After a typical Costa Rican breakfast, we gathered the necessities for the boat tour and departed at 8:15 a.m. We were treated to an authentic Costa Rican wildlife tour, as there was a light rain throughout a majority of the 2.5 hour tour. The highlights of the tour were some sightings a plethora of exotic birds, including but not limited to toucans, kingfishers, Jacanas with really long feet that had yellow highlights, Anhingas with long necks and long beaks, night herons, parrots, in addition to a startlingly large wolf spider, spider monkeys, howler monkeys, basilisk lizards, and a cayman, which is basically a small crocodile. It wasn’t until I saw the cayman that I truly began to appreciate the fact that we are in such a unique environment, an environment that may not be around much longer due to pollution and global warming. To think that such incredible fauna is in danger, the colorful birds and fearless monkeys, and such beautiful flora, the giant palm trees and vibrant fruit. I feel blessed to have been able to experience Costa Rica while it is still flourishing.
Later in the day we took a short boat ride from our hotel across the Tortuguero River to access the beach and clean up some trash that has washed in or left by visitors. We walked down a narrow pathway from where the boat docked to get to a small green shelter that would serve as our “base camp.” Once we got all our work gloves on and were designated trash bags (general trash, plastic, and metal), we headed to the beach. Along the way, we were lucky enough to spot a dozen Great Green Macaws, an endemic and endangered species of large parrots only found in Costa Rica and Panama.
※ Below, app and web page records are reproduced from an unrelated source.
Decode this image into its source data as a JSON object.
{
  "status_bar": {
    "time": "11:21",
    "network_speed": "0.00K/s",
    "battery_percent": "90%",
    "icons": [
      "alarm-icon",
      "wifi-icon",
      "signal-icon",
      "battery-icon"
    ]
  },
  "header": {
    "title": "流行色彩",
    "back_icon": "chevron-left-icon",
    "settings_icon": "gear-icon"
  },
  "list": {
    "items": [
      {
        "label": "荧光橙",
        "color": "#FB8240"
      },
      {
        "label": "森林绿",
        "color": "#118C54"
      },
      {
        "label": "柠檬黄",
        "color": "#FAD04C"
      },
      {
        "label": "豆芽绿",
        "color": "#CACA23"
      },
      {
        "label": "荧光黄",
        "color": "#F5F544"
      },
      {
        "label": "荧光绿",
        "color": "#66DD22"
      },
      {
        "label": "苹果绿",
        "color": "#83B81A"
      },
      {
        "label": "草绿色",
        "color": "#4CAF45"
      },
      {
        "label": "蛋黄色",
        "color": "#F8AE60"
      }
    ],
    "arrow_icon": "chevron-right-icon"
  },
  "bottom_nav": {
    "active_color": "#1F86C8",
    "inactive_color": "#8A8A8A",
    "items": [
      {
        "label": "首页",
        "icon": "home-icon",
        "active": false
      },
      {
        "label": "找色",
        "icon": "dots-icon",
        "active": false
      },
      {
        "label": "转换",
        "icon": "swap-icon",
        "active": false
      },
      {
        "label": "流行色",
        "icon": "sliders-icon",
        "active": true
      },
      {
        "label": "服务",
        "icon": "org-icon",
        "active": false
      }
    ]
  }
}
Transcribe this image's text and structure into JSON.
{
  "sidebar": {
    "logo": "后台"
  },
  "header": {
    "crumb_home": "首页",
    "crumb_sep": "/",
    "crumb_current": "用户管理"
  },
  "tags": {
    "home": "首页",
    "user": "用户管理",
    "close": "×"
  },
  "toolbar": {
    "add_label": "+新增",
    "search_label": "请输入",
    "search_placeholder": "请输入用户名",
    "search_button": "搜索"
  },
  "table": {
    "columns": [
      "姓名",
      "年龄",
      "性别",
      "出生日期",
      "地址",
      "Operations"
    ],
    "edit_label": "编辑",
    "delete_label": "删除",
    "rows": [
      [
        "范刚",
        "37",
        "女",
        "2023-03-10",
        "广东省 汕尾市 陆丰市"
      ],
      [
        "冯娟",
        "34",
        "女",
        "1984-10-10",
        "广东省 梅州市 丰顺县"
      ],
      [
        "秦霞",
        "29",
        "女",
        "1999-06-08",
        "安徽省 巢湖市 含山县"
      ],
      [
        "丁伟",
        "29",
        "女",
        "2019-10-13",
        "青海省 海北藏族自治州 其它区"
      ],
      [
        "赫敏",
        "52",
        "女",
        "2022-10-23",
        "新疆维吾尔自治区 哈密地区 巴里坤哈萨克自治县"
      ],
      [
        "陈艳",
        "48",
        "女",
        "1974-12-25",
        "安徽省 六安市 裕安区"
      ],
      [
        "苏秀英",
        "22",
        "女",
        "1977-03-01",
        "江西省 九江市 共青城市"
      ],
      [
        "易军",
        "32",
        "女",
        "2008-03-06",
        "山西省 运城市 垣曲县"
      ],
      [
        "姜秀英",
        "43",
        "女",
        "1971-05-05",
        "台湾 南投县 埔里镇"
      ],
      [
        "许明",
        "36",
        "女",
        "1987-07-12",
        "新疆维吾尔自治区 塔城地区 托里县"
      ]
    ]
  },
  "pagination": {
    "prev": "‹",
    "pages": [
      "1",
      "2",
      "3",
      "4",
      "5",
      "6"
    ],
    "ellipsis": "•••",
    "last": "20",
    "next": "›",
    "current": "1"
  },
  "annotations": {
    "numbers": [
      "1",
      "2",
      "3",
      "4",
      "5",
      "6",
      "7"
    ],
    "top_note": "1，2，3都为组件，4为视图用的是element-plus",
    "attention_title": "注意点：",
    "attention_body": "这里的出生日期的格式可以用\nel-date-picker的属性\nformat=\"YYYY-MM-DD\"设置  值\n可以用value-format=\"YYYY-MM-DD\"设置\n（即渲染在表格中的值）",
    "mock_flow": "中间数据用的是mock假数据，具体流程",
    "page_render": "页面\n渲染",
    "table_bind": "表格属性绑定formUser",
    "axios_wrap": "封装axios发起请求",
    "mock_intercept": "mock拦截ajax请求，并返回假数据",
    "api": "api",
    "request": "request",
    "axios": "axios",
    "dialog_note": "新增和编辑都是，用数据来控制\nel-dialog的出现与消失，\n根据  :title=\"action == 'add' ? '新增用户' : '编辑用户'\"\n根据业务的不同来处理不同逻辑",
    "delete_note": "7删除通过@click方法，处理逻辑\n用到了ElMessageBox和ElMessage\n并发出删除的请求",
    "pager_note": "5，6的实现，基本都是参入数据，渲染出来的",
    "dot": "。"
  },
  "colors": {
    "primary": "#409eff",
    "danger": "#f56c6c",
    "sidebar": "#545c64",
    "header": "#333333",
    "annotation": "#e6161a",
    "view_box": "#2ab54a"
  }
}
This provided another opportunity to appreciate the fantastic and one-of-a-kind fauna that exists in this truly special country.
Once on the beach, we were certainly not at a loss for trash to clean up. We mostly focused on plastic items since that can harm turtles when ingested. All in all, we covered half a kilometer of beach and found lots of small plastic items. After some time, I was alerted by Pacho’s voice indicating that he had found something of interest. Once everyone had gathered, he revealed that he had found a broken turtle egg, probably a very common site in later months, but not in June, as we learned yesterday. (Yesterday we visited a Tortuguero Sea Turtle research and care conservatory to learn of the important of sea turtles). As one of the staff had explained, it is most important for people to have real, visceral experiences with sea turtles in order to understand their importance, as those experiences are far more effective than facts and statistics. I had obviously never had a true experience with sea turtles until I touched the baby turtle shell today and felt for myself how frail and easily breakable they are. More than any video or lecture could have ever influenced me, my experience with the turtle shell gave me a true appreciation for the impertinence of nature and how important it is to protect the environment.